## Description

In this problem we are concerned with words constructed using the lowercase letters of the English alphabet - that
is, a,b,c,...,z. These words need not necessarily be meaningful: any sequence of letters forms a word. For example, abbca is a word.

We say that we can "hop" from the word w1 to the word w2 if they are "sufficiently close". We define w2 to
be sufficiently close to w1 if one of the following holds:

w2 is obtained from w1 by deleting one letter.

w2 is obtained from w1 by replacing one of the letters in w1 by some letter that appears to its right in w1 and
which is also to its right in alphabetical order.

For example, we can hop from abbca to abca by deleting the second (or third letter). We can hop from aabca to
abbca by replacing the a in the second position by the letter b that appears to the right of the a in aabca and
which is also to its right in alphabetical order. On the other hand we cannot hop from abbca to aabca since we would
need to replace the b in the second position by a, but a is to the left of b in alphabetical order.

You will be given a collection of words W. Your task is to find the length of the longest sequence w1, w2, ... of
distinct words from W such that we may hop from w1 to w2, w2 to w3 and so on. We call this the hopping number for this set.

For example, if

then, the hopping number is 7 corresponding to the sequence

## Input

The first line of the input contains one integer N indicating the number of words in the input.
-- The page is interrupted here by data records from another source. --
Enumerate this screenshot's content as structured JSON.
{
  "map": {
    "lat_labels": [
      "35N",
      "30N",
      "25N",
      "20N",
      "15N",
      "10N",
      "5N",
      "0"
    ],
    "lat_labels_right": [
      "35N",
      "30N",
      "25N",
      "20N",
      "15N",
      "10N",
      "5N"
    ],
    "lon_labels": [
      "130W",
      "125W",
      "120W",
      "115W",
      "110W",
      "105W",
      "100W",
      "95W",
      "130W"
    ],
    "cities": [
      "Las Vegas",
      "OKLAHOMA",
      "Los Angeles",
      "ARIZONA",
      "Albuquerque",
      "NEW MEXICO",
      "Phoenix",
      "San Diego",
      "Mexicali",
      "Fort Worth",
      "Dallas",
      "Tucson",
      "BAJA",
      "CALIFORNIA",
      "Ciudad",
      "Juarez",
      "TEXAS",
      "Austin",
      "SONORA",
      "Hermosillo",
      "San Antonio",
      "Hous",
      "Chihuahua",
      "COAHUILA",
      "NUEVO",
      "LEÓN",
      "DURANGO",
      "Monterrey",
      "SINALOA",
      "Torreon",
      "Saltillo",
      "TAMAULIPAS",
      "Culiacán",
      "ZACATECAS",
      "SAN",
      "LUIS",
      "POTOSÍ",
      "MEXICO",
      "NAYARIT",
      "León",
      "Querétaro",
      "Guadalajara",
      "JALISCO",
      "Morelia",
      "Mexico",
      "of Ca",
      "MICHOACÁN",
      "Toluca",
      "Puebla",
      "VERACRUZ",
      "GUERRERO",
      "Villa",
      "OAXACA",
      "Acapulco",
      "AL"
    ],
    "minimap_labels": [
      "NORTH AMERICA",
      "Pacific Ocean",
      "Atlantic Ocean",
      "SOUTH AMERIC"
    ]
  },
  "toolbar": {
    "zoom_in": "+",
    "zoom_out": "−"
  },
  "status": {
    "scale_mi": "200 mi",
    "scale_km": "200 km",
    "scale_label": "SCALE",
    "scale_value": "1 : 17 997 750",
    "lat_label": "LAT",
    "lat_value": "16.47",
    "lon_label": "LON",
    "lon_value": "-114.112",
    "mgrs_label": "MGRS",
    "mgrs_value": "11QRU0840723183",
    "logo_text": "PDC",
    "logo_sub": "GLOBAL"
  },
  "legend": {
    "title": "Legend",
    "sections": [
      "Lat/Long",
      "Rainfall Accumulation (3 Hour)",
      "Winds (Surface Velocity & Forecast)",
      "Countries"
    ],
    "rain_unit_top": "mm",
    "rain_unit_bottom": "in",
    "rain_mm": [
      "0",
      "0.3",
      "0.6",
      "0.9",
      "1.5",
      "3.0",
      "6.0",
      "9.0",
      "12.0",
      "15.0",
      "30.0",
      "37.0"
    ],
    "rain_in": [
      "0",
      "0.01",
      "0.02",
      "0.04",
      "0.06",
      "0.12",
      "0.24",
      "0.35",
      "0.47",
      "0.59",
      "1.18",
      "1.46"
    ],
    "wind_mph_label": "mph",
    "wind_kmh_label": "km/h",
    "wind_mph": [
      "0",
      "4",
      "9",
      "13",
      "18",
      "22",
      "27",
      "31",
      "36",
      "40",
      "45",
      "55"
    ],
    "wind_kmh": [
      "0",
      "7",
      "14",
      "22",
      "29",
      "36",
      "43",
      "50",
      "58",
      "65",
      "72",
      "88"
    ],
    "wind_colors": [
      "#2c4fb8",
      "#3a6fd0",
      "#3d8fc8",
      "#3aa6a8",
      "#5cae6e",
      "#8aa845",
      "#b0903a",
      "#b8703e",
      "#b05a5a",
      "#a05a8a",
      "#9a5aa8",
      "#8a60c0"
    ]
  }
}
This is followed by
N lines of input, lines 2, 3,..., N+1, each containing one word over the letters {a,b,..., z}.
You may assume N ¡Ü 100. You may assume that each word has at most 10 letters.

## Output
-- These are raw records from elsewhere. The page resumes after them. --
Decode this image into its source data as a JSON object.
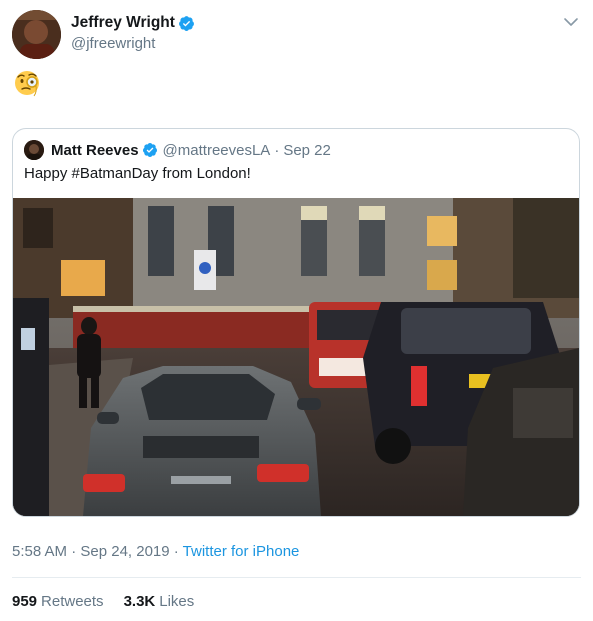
{
  "author": {
    "display_name": "Jeffrey Wright",
    "handle": "@jfreewright",
    "verified": true
  },
  "tweet": {
    "emoji": "face-with-monocle",
    "menu_icon": "chevron-down-icon"
  },
  "quoted_tweet": {
    "display_name": "Matt Reeves",
    "handle": "@mattreevesLA",
    "separator": "·",
    "date": "Sep 22",
    "text": "Happy #BatmanDay from London!",
    "verified": true,
    "media": "night-street-photo-with-porsche-and-london-taxi"
  },
  "meta": {
    "timestamp": "5:58 AM · Sep 24, 2019 · ",
    "source": "Twitter for iPhone"
  },
  "stats": {
    "retweets_count": "959",
    "retweets_label": "Retweets",
    "likes_count": "3.3K",
    "likes_label": "Likes"
  },
  "colors": {
    "link": "#1b95e0",
    "secondary_text": "#657786",
    "verified": "#1da1f2",
    "border": "#ccd6dd"
  }
}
The output should be a single integer, indicating the hopping number of the given set of words.

11
abacd
dd
abcd
bcdd